Walking around Kiev took us both by surprise every corner you turn you're presented with a beautifully ornate buildings or a golden domed churches with hordes of babushkas outside blessing themselves and cleaning up any litter on the street. Markets in Kiev have quite an array of contraband, you're able to buy plenty of Soviet artifacts from Lenin statues to huge Soviet flags. Also in the markets you can buy lots or war memorabilia from gun holsters, war uniforms, medals and even a cosmonaut helmet! Best just not to ask where these items come from. It's amazing how the inner tourist comes out when given the opportunity to buy things that you would normally only see in a museum however being tight-fisted Scots we resisted the temptation.
We both agreed after being fearful of the Ukraine that we wished we'd spent more time getting to know the city and the people but we had to continue our journey on to Moscow.
Our Moscow train was a huge Soviet piece of steel which would of have had Thomas the Tank Engine piss his pants.
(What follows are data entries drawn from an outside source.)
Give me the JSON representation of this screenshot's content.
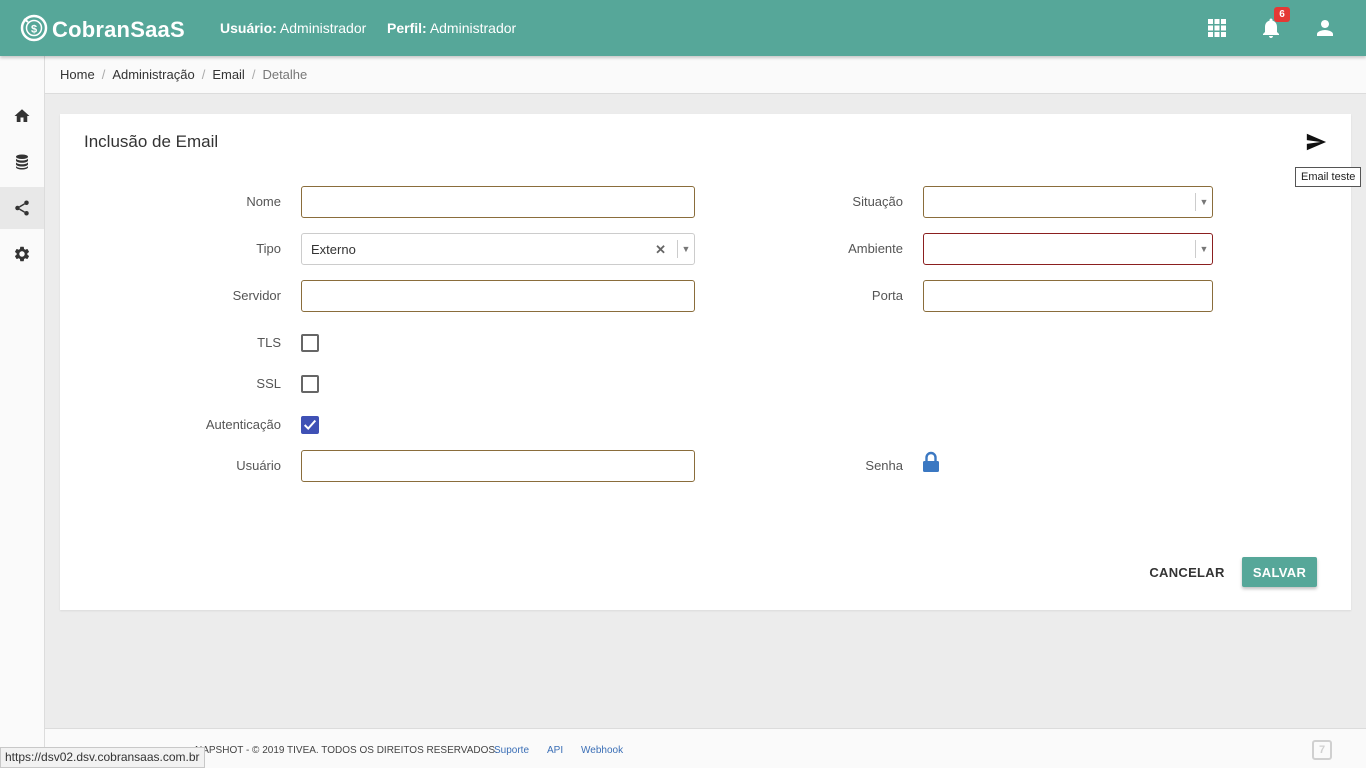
{
  "header": {
    "app_name": "CobranSaaS",
    "user_label": "Usuário:",
    "user_value": "Administrador",
    "perfil_label": "Perfil:",
    "perfil_value": "Administrador",
    "notifications_count": "6",
    "brand_color": "#56a799"
  },
  "sidebar": {
    "items": [
      {
        "icon": "home-icon"
      },
      {
        "icon": "database-icon"
      },
      {
        "icon": "share-icon",
        "active": true
      },
      {
        "icon": "gear-icon"
      }
    ]
  },
  "breadcrumb": {
    "items": [
      "Home",
      "Administração",
      "Email"
    ],
    "current": "Detalhe"
  },
  "form": {
    "title": "Inclusão de Email",
    "send_tooltip": "Email teste",
    "nome_label": "Nome",
    "nome_value": "",
    "tipo_label": "Tipo",
    "tipo_value": "Externo",
    "servidor_label": "Servidor",
    "servidor_value": "",
    "tls_label": "TLS",
    "tls_checked": false,
    "ssl_label": "SSL",
    "ssl_checked": false,
    "autenticacao_label": "Autenticação",
    "autenticacao_checked": true,
    "usuario_label": "Usuário",
    "usuario_value": "",
    "situacao_label": "Situação",
    "situacao_value": "",
    "ambiente_label": "Ambiente",
    "ambiente_value": "",
    "porta_label": "Porta",
    "porta_value": "",
    "senha_label": "Senha",
    "cancel_label": "CANCELAR",
    "save_label": "SALVAR"
  },
  "footer": {
    "copyright": "NAPSHOT - © 2019 TIVEA. TODOS OS DIREITOS RESERVADOS.",
    "links": [
      "Suporte",
      "API",
      "Webhook"
    ]
  },
  "status_bar": {
    "url": "https://dsv02.dsv.cobransaas.com.br"
  }
}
There was a bit of confusion with our cabin numbers as we didn't memorize our cabin number. The train porter had taken our tickets off of us. At this point a large Russian man complete with shell suit and gold medallion took over and got us seated, it turned out that we were sharing with this gentlemen along with an older sharply dressed Argentinian who every now and again jotted notes in his journal. Leaving Ukraine we first have to go through the Ukrainian border control police along with with their German shepard's and less intimidating beagle. The guards have you feeling feeling guilty of a crime you haven't committed and from the look on Sarah's face I'm surprised they didn't cuff her and take her away! Next we had to face the Russian border control, notoriously known as the most feared of all the border control police with their complicated bureaucracy. However after a quick check of our passports and a stamp of our migration cards we were through. And so begins our Russian odyssey.